For about a decade, I studied cults and unsafe religious groups, their isolation tactics and their effects on the human psyche. I have had the opportunity to speak with dozens of parents who have “lost” their children to cults. Being in isolation from our loved ones during a quarantine is hard enough. Imagine being cut off from your family and friends for good (a permanent cut off). It is a permanent mental and physical isolation.

For parents and others who have lost their children and loved ones to destructive cults, the Covid-19 isolation experience is a walk in the park. This is the world they have been living in due to the cruel, mandated shunning of the cults.

Isolation is a challenge and at times, it is painful…whether it’s from a malicious intent or not. Different forms of isolation (such as mandated shunning) happen a lot with unsafe religious groups and coercive-control groups.

Retired Licensed Psychologist Bonnie Zieman notes,

“Disconnection from family and friends is one of the worst things that can happen to a human…Of course, much of the research [from social scientists and psychologists] has been about how to cope after the literal loss or death of loved ones, not the loss of loved ones still alive, still living near you – who are mandated by an organization to cut you out of their life.” (Emphasis added)

Zieman, Bonnie.  2018. Published by Bonnie Zieman.  Shunned: A Survival Guide. p. xii

Zieman notes that this disconnection from others causes the unpleasant primal feeling that we do not belong (ibid). This makes us feel unsafe in the world (ibid). For the parents and grandparents I have known who have lost their kids and grandkids to cults, when their quarantine is over, their isolation from their loved ones will continue. For others, they will return to their connections.

I have grown concerned during these past few weeks for the mental health of isolated individuals. While we are all trying to solve the disease dilemma by doing our part in staying home, I have pondered the risks for a crisis of anxiety, depression and loneliness. For some of individuals, they are getting a small taste of what cult isolation feels like. How are you coping mentally with this crisis? Here are three ideas to help:

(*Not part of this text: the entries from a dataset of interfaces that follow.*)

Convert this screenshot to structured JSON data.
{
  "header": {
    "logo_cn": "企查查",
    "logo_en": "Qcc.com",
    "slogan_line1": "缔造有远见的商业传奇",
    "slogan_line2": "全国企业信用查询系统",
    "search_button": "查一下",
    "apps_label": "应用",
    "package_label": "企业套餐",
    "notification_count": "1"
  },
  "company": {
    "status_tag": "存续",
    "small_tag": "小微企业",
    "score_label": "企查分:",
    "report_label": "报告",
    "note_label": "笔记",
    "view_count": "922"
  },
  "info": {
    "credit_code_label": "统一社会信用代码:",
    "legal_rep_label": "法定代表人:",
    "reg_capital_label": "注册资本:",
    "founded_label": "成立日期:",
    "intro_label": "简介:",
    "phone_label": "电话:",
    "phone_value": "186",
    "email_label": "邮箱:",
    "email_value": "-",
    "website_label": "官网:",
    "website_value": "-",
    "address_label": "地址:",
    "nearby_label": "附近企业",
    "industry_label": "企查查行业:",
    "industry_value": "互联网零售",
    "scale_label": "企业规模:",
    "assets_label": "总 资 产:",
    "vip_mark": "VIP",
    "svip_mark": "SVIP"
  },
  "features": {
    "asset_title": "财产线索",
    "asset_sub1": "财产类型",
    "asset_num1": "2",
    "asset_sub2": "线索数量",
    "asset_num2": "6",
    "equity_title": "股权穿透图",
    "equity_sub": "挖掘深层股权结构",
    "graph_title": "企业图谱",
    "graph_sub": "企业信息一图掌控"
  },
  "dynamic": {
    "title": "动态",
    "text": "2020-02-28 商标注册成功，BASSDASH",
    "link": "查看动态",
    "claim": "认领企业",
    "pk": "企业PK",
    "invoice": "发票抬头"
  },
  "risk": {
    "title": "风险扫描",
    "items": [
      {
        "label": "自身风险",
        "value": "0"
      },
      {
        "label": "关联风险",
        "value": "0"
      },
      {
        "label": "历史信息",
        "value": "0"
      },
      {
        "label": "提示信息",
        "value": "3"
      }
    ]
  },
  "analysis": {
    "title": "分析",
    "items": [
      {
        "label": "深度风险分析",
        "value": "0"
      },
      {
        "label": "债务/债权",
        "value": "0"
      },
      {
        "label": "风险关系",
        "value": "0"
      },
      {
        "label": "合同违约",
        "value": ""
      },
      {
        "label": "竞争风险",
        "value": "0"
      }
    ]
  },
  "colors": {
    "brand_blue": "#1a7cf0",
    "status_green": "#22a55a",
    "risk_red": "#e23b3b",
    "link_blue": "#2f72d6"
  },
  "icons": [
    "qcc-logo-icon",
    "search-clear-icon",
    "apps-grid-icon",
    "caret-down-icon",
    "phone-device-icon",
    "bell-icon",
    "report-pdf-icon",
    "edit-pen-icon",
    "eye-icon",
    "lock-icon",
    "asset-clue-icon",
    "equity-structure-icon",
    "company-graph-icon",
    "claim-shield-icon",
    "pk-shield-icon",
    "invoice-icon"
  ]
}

  • Get bright sun early in the morning. Bright, natural light resets melatonin levels and our body clocks, leading to a better mood, better sleep and more energy.
  • Focus. I don’t mean on the TV or news! Instead of filling our minds with bombarding negative news coverage all day long, let’s find a healthy project and get our minds to hyper-focus on it (when we have time to do so).
  • Connect. Connect with someone on the phone, virtually or from a distance. If you are quarantined with family, make some time to put down electronic devices, and connect with your family members. Spending time with our pets, time in nature and in prayer also helps ease the stress of loneliness.

Cheers to better human connections soon!